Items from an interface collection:
+ + + + +
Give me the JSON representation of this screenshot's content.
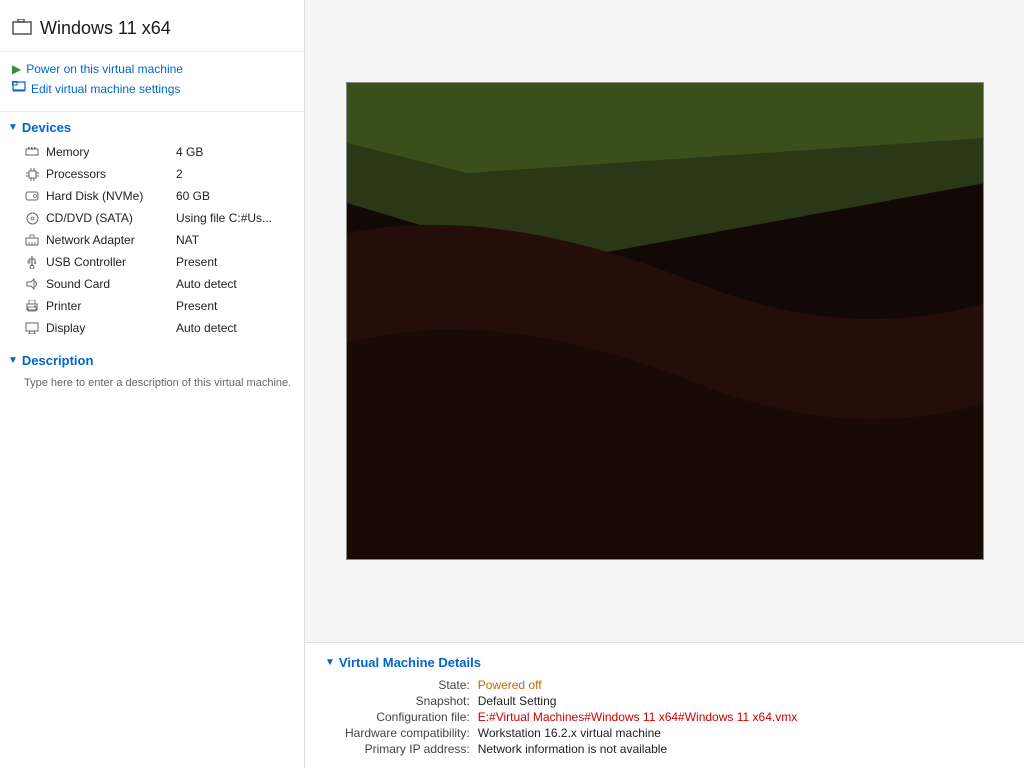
{
  "window": {
    "title": "Windows 11 x64"
  },
  "actions": {
    "power_on": "Power on this virtual machine",
    "edit_settings": "Edit virtual machine settings"
  },
  "devices_section": {
    "label": "Devices",
    "items": [
      {
        "icon": "memory-icon",
        "name": "Memory",
        "value": "4 GB"
      },
      {
        "icon": "cpu-icon",
        "name": "Processors",
        "value": "2"
      },
      {
        "icon": "hdd-icon",
        "name": "Hard Disk (NVMe)",
        "value": "60 GB"
      },
      {
        "icon": "dvd-icon",
        "name": "CD/DVD (SATA)",
        "value": "Using file C:#Us..."
      },
      {
        "icon": "network-icon",
        "name": "Network Adapter",
        "value": "NAT"
      },
      {
        "icon": "usb-icon",
        "name": "USB Controller",
        "value": "Present"
      },
      {
        "icon": "sound-icon",
        "name": "Sound Card",
        "value": "Auto detect"
      },
      {
        "icon": "printer-icon",
        "name": "Printer",
        "value": "Present"
      },
      {
        "icon": "display-icon",
        "name": "Display",
        "value": "Auto detect"
      }
    ]
  },
  "description_section": {
    "label": "Description",
    "placeholder": "Type here to enter a description of this virtual machine."
  },
  "vm_details": {
    "label": "Virtual Machine Details",
    "state_label": "State:",
    "state_value": "Powered off",
    "snapshot_label": "Snapshot:",
    "snapshot_value": "Default Setting",
    "config_label": "Configuration file:",
    "config_value": "E:#Virtual Machines#Windows 11 x64#Windows 11 x64.vmx",
    "hardware_label": "Hardware compatibility:",
    "hardware_value": "Workstation 16.2.x virtual machine",
    "ip_label": "Primary IP address:",
    "ip_value": "Network information is not available"
  }
}
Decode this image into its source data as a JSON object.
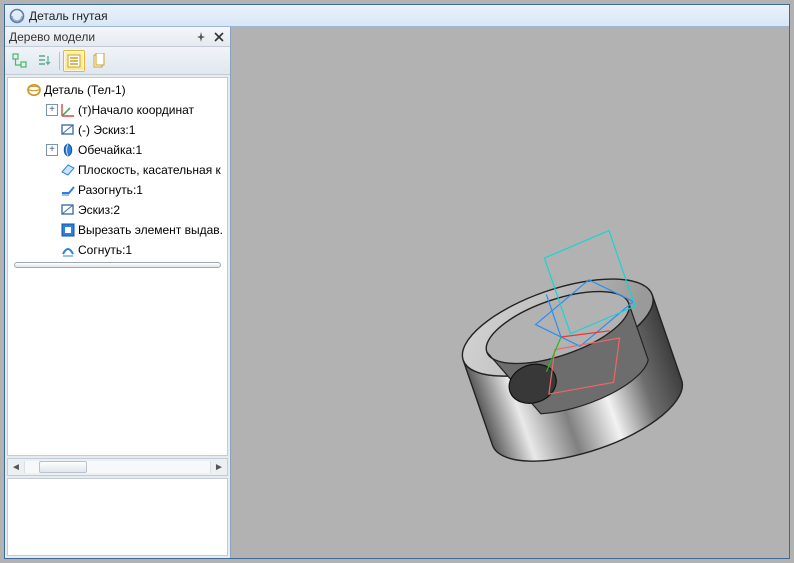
{
  "window": {
    "title": "Деталь гнутая"
  },
  "panel": {
    "title": "Дерево модели"
  },
  "toolbar": {
    "tool1": "tree-config",
    "tool2": "tree-sort",
    "sep": "|",
    "tool3": "list-view",
    "tool4": "doc-view"
  },
  "tree": {
    "root": {
      "label": "Деталь (Тел-1)"
    },
    "nodes": [
      {
        "expander": "+",
        "label": "(т)Начало координат",
        "icon": "origin-icon"
      },
      {
        "expander": "",
        "label": "(-) Эскиз:1",
        "icon": "sketch-icon"
      },
      {
        "expander": "+",
        "label": "Обечайка:1",
        "icon": "shell-icon"
      },
      {
        "expander": "",
        "label": "Плоскость, касательная к",
        "icon": "plane-icon"
      },
      {
        "expander": "",
        "label": "Разогнуть:1",
        "icon": "unbend-icon"
      },
      {
        "expander": "",
        "label": "Эскиз:2",
        "icon": "sketch-icon"
      },
      {
        "expander": "",
        "label": "Вырезать элемент выдав.",
        "icon": "cut-icon"
      },
      {
        "expander": "",
        "label": "Согнуть:1",
        "icon": "bend-icon"
      }
    ]
  }
}
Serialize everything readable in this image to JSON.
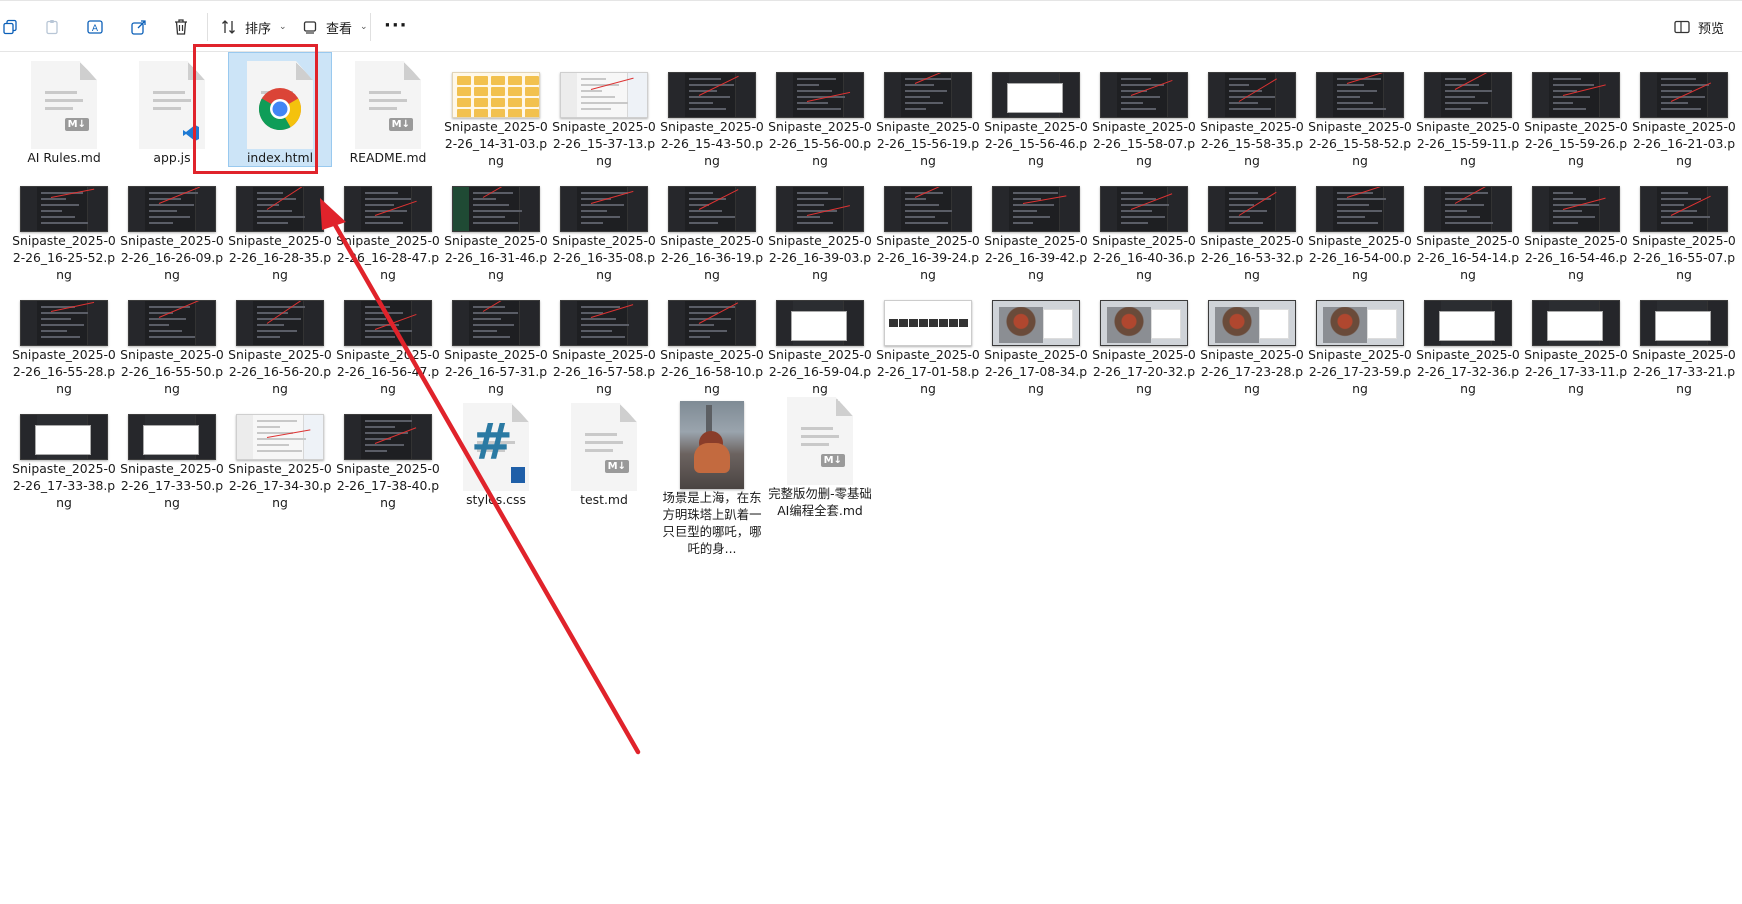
{
  "toolbar": {
    "sort_label": "排序",
    "view_label": "查看",
    "more_label": "···",
    "preview_label": "预览"
  },
  "files": [
    {
      "name": "AI Rules.md",
      "kind": "md"
    },
    {
      "name": "app.js",
      "kind": "js"
    },
    {
      "name": "index.html",
      "kind": "html",
      "selected": true
    },
    {
      "name": "README.md",
      "kind": "md"
    },
    {
      "name": "Snipaste_2025-02-26_14-31-03.png",
      "kind": "folders"
    },
    {
      "name": "Snipaste_2025-02-26_15-37-13.png",
      "kind": "light"
    },
    {
      "name": "Snipaste_2025-02-26_15-43-50.png",
      "kind": "dark"
    },
    {
      "name": "Snipaste_2025-02-26_15-56-00.png",
      "kind": "dark"
    },
    {
      "name": "Snipaste_2025-02-26_15-56-19.png",
      "kind": "dark"
    },
    {
      "name": "Snipaste_2025-02-26_15-56-46.png",
      "kind": "win"
    },
    {
      "name": "Snipaste_2025-02-26_15-58-07.png",
      "kind": "dark"
    },
    {
      "name": "Snipaste_2025-02-26_15-58-35.png",
      "kind": "dark"
    },
    {
      "name": "Snipaste_2025-02-26_15-58-52.png",
      "kind": "dark"
    },
    {
      "name": "Snipaste_2025-02-26_15-59-11.png",
      "kind": "dark"
    },
    {
      "name": "Snipaste_2025-02-26_15-59-26.png",
      "kind": "dark"
    },
    {
      "name": "Snipaste_2025-02-26_16-21-03.png",
      "kind": "dark"
    },
    {
      "name": "Snipaste_2025-02-26_16-25-52.png",
      "kind": "dark"
    },
    {
      "name": "Snipaste_2025-02-26_16-26-09.png",
      "kind": "dark"
    },
    {
      "name": "Snipaste_2025-02-26_16-28-35.png",
      "kind": "dark"
    },
    {
      "name": "Snipaste_2025-02-26_16-28-47.png",
      "kind": "dark"
    },
    {
      "name": "Snipaste_2025-02-26_16-31-46.png",
      "kind": "green"
    },
    {
      "name": "Snipaste_2025-02-26_16-35-08.png",
      "kind": "dark"
    },
    {
      "name": "Snipaste_2025-02-26_16-36-19.png",
      "kind": "dark"
    },
    {
      "name": "Snipaste_2025-02-26_16-39-03.png",
      "kind": "dark"
    },
    {
      "name": "Snipaste_2025-02-26_16-39-24.png",
      "kind": "dark"
    },
    {
      "name": "Snipaste_2025-02-26_16-39-42.png",
      "kind": "dark"
    },
    {
      "name": "Snipaste_2025-02-26_16-40-36.png",
      "kind": "dark"
    },
    {
      "name": "Snipaste_2025-02-26_16-53-32.png",
      "kind": "dark"
    },
    {
      "name": "Snipaste_2025-02-26_16-54-00.png",
      "kind": "dark"
    },
    {
      "name": "Snipaste_2025-02-26_16-54-14.png",
      "kind": "dark"
    },
    {
      "name": "Snipaste_2025-02-26_16-54-46.png",
      "kind": "dark"
    },
    {
      "name": "Snipaste_2025-02-26_16-55-07.png",
      "kind": "dark"
    },
    {
      "name": "Snipaste_2025-02-26_16-55-28.png",
      "kind": "dark"
    },
    {
      "name": "Snipaste_2025-02-26_16-55-50.png",
      "kind": "dark"
    },
    {
      "name": "Snipaste_2025-02-26_16-56-20.png",
      "kind": "dark"
    },
    {
      "name": "Snipaste_2025-02-26_16-56-47.png",
      "kind": "dark"
    },
    {
      "name": "Snipaste_2025-02-26_16-57-31.png",
      "kind": "dark"
    },
    {
      "name": "Snipaste_2025-02-26_16-57-58.png",
      "kind": "dark"
    },
    {
      "name": "Snipaste_2025-02-26_16-58-10.png",
      "kind": "dark"
    },
    {
      "name": "Snipaste_2025-02-26_16-59-04.png",
      "kind": "win"
    },
    {
      "name": "Snipaste_2025-02-26_17-01-58.png",
      "kind": "strip"
    },
    {
      "name": "Snipaste_2025-02-26_17-08-34.png",
      "kind": "photo"
    },
    {
      "name": "Snipaste_2025-02-26_17-20-32.png",
      "kind": "photo"
    },
    {
      "name": "Snipaste_2025-02-26_17-23-28.png",
      "kind": "photo"
    },
    {
      "name": "Snipaste_2025-02-26_17-23-59.png",
      "kind": "photo"
    },
    {
      "name": "Snipaste_2025-02-26_17-32-36.png",
      "kind": "win"
    },
    {
      "name": "Snipaste_2025-02-26_17-33-11.png",
      "kind": "win"
    },
    {
      "name": "Snipaste_2025-02-26_17-33-21.png",
      "kind": "win"
    },
    {
      "name": "Snipaste_2025-02-26_17-33-38.png",
      "kind": "win"
    },
    {
      "name": "Snipaste_2025-02-26_17-33-50.png",
      "kind": "win"
    },
    {
      "name": "Snipaste_2025-02-26_17-34-30.png",
      "kind": "light"
    },
    {
      "name": "Snipaste_2025-02-26_17-38-40.png",
      "kind": "dark"
    },
    {
      "name": "styles.css",
      "kind": "css"
    },
    {
      "name": "test.md",
      "kind": "md"
    },
    {
      "name": "场景是上海，在东方明珠塔上趴着一只巨型的哪吒，哪吒的身...",
      "kind": "phototall"
    },
    {
      "name": "完整版勿删-零基础AI编程全套.md",
      "kind": "md"
    }
  ]
}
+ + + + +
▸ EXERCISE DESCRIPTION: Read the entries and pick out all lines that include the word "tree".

▸ RESPONSE:
    "tool1": "tree-config",
    "tool2": "tree-sort",
  "tree": {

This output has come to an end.